evaluative documents generated by university
departments and faculties frequently mention
collegiality, either as an assessment criterion or
as a collective goal. For example, when assessing
junior faculty for tenure and promotion, York University’s department of social science rates such
candidates as “excellent” if they demonstrate
“fairness, effectiveness, judgment, collegiality,
respectfulness and other attributes of strong collegial spirit.” In another example, the Brock University Faculty Association demands in their collective agreement that faculty “shall deal fairly,
ethically and respectfully with their colleagues.”
So, what’s wrong with collegiality?
First, the evaluation of our colleagues should
be based entirely on job performance. Collegiality,
however, has little to do with job performance.
Can a colleague be curt, touchy or argumentative
and still be an excellent teacher or researcher?
Absolutely. Can one fulfill service obligations
effectively without being particularly friendly?
Of course. Therefore, collegiality (as many envision it) tells us nothing about the actual quality
of one’s job performance.
Second, there is confusion over how to define
collegiality. According to the Canadian Association
of University Teachers, “Collegiality does not
mean congeniality or civility.” Yet, the CAUT
statement makes little progress in defining what
collegiality actually is, instead relying on a statement about what it does not include. Preferring
instead a bland description involving faculty members taking on “their share of the service workload,” the statement leaves substantial ambiguity.
Though collegiality can involve concrete actions,
such as agreeing to guest-lecture in a colleague's
class while she’s away at a conference, nonetheless
it is often understood as one’s interactional style,
word choice, or how well someone schmoozes
at a wine-and-cheese reception.

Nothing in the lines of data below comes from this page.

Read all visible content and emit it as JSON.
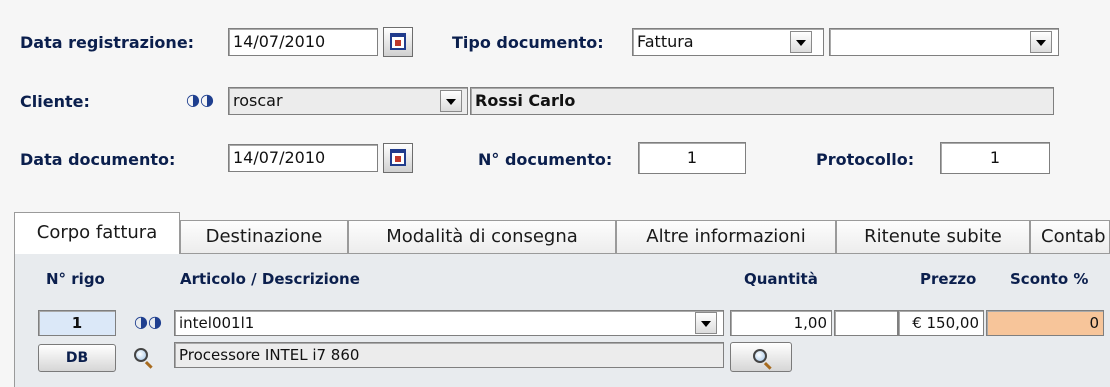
{
  "header": {
    "data_registrazione": {
      "label": "Data registrazione:",
      "value": "14/07/2010"
    },
    "tipo_documento": {
      "label": "Tipo documento:",
      "value": "Fattura",
      "value2": ""
    },
    "cliente": {
      "label": "Cliente:",
      "code": "roscar",
      "name": "Rossi Carlo"
    },
    "data_documento": {
      "label": "Data documento:",
      "value": "14/07/2010"
    },
    "n_documento": {
      "label": "N° documento:",
      "value": "1"
    },
    "protocollo": {
      "label": "Protocollo:",
      "value": "1"
    }
  },
  "tabs": [
    {
      "label": "Corpo fattura",
      "active": true
    },
    {
      "label": "Destinazione"
    },
    {
      "label": "Modalità di consegna"
    },
    {
      "label": "Altre informazioni"
    },
    {
      "label": "Ritenute subite"
    },
    {
      "label": "Contab"
    }
  ],
  "grid": {
    "columns": {
      "n_rigo": "N° rigo",
      "articolo": "Articolo / Descrizione",
      "quantita": "Quantità",
      "prezzo": "Prezzo",
      "sconto": "Sconto %"
    },
    "row": {
      "n_rigo": "1",
      "articolo": "intel001l1",
      "descrizione": "Processore INTEL i7 860",
      "quantita": "1,00",
      "quantita2": "",
      "prezzo": "€ 150,00",
      "sconto": "0"
    },
    "db_button": "DB"
  },
  "icons": {
    "binoculars": "binoculars-icon",
    "calendar": "calendar-icon",
    "magnifier": "magnifier-icon"
  }
}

All of these characteristics are quite disconnected from one’s actual
Another obvious problem with collegiality is
its potential to silence dissent and generate uniformity. There is an inherent tension between
collegiality and academic freedom. CAUT maintains a statement on academic freedom, which
makes it very clear that faculty members should
not be sanctioned in any way because of what
they say. Yet, collegiality revolves around what
we say to one another. Because academic freedom includes the “freedom to express one’s opinion about the institution, its administration and
the system in which one works,” it is fundamentally at odds with notions of collegiality.
Academic freedom is meant to promote discussion and disagreement, because both occur for
the betterment of the institution and of society.
However, when universities evaluate collegiality,
they run the risk of evaluating a dissenting individual – who exercises her or his right of academic
freedom – as somehow “uncollegial.” A collegial
environment may indeed be one where all colleagues interact positively with one another in a
mutually supportive environment. Or, just as
commonly, a collegial environment may be one
where many of the faculty members are intimidated and silenced.
Finally, collegiality may have the unintended
(or perhaps intended) consequence of erasing
the very diversity that Canadian universities say
they wish to foster. Previous research (including
my own) finds that faculty members from working-class and poverty-class backgrounds are more
direct in their speech, less nuanced, less afraid to
challenge authority and more confrontational. If
collegiality is understood as a middle-class notion
of congeniality, as an aggregation of hallway
comments, positions on issues in meetings, and
other interpersonal interactions, then those who
are labeled as uncollegial may disproportionately come from backgrounds marked by modest
socioeconomic means, thereby eliminating one
form of diversity.
Because of confusion over the meaning of
collegiality, Canadian universities should eliminate use of the word. Even where it is not used
in hiring decisions or evaluating candidates for
promotion, the assumption remains that departments, faculties and universities should work
harder to become collegial places. Such a notion
ignores the problematic aspects of collegiality.
Instead, universities should actively encourage
critique, dissent and disagreement – several of the
qualities that are often viewed as uncollegial.